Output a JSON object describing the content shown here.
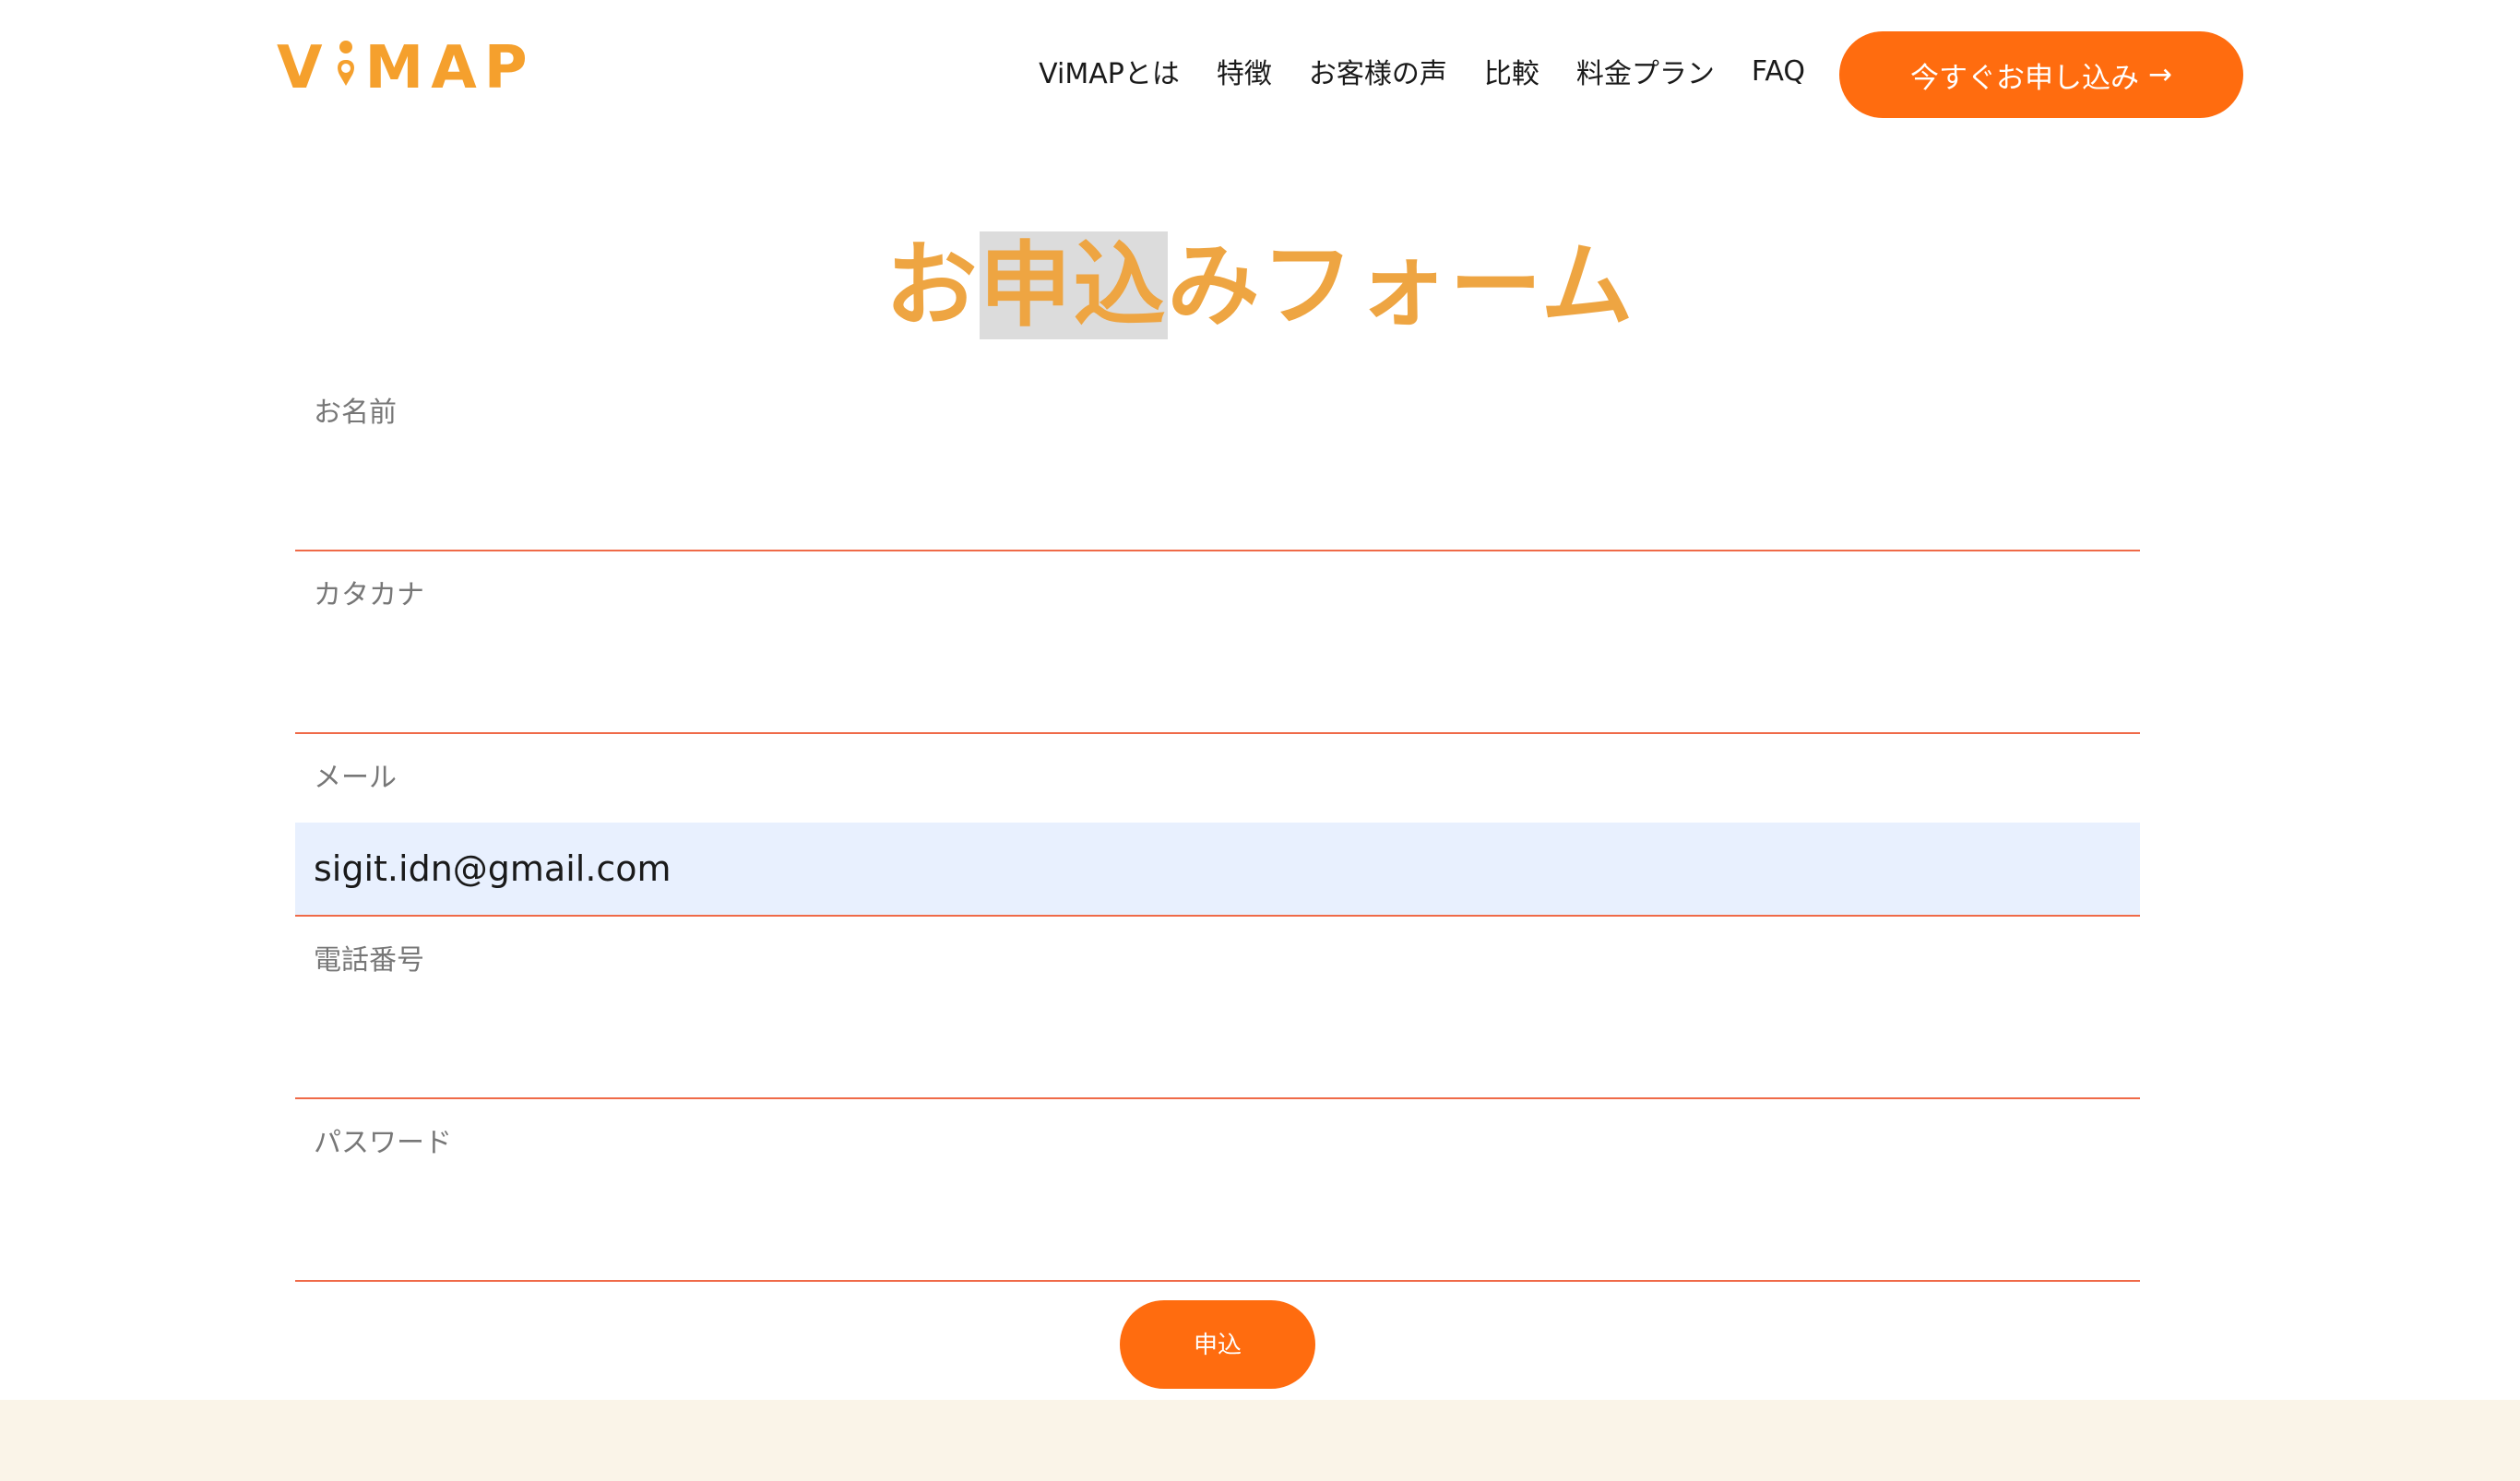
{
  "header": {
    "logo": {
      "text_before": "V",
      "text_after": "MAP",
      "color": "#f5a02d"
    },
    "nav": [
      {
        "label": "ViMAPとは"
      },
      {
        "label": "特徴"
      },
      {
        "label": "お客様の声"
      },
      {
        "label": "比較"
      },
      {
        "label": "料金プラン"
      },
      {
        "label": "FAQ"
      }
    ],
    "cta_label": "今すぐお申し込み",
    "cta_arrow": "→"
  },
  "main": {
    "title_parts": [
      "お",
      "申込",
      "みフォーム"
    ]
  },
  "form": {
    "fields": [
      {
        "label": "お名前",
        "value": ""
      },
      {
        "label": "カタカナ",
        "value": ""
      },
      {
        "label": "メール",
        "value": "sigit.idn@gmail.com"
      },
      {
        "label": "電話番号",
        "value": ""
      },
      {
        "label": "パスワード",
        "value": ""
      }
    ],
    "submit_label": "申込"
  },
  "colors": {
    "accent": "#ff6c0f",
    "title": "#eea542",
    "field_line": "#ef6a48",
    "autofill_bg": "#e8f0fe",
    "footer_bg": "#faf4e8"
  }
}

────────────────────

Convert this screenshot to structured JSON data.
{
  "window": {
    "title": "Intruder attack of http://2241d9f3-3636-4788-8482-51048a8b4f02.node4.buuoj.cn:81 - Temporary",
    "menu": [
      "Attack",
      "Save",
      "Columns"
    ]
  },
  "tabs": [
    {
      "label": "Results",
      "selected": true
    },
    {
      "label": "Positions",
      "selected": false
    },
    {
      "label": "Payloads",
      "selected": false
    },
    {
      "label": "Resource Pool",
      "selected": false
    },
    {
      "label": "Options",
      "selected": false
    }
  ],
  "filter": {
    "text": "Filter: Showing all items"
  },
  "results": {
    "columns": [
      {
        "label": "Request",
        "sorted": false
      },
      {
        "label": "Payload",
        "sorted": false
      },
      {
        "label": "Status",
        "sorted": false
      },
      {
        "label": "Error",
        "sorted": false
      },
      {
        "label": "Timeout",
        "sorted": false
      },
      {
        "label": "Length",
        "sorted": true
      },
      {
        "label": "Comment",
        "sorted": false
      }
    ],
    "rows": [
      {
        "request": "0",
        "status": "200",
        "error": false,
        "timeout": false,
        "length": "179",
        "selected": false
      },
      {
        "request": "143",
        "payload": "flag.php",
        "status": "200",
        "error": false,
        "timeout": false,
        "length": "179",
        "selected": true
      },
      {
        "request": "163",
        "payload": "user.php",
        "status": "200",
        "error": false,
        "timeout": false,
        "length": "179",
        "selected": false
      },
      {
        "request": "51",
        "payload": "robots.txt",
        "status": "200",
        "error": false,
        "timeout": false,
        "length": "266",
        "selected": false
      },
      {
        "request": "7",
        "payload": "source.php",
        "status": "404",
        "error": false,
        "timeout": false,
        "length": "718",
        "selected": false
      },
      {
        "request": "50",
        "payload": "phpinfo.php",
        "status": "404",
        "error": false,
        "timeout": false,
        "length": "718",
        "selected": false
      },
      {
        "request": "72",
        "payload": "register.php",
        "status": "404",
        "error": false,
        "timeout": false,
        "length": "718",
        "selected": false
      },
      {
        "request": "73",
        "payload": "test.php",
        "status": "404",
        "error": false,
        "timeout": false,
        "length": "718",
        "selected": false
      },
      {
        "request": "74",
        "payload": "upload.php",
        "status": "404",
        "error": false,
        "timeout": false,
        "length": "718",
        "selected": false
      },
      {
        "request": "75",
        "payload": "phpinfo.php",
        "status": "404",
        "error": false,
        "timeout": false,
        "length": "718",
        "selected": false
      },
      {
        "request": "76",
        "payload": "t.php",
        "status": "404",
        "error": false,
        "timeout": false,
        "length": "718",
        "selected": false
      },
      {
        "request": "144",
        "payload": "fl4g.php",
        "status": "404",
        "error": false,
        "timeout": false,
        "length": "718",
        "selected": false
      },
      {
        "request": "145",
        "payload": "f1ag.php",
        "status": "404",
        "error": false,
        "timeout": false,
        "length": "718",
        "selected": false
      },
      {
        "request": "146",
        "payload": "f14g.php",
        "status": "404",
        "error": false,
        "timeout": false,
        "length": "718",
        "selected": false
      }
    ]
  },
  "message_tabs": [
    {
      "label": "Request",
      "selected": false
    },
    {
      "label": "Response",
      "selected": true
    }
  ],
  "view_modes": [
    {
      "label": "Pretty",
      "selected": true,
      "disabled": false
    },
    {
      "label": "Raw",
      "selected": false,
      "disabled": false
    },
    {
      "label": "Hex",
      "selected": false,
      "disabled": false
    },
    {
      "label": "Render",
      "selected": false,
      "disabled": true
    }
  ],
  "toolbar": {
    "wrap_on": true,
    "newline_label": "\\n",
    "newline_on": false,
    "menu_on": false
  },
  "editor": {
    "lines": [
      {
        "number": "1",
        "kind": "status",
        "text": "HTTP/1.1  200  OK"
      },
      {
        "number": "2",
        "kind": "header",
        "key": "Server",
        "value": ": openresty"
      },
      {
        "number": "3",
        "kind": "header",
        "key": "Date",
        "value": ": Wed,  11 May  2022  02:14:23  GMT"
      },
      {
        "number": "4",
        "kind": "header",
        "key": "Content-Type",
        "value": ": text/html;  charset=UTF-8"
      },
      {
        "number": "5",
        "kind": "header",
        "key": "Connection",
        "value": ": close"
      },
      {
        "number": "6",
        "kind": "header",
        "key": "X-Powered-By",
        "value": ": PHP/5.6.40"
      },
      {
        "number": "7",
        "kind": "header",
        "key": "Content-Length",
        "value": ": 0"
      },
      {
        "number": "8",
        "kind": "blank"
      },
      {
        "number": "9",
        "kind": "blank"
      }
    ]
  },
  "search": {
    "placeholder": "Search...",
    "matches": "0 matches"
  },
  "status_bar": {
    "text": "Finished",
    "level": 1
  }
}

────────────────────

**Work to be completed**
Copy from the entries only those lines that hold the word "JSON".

**Written solution**
Output a JSON object describing the content shown here.
Convert this screenshot to structured JSON data.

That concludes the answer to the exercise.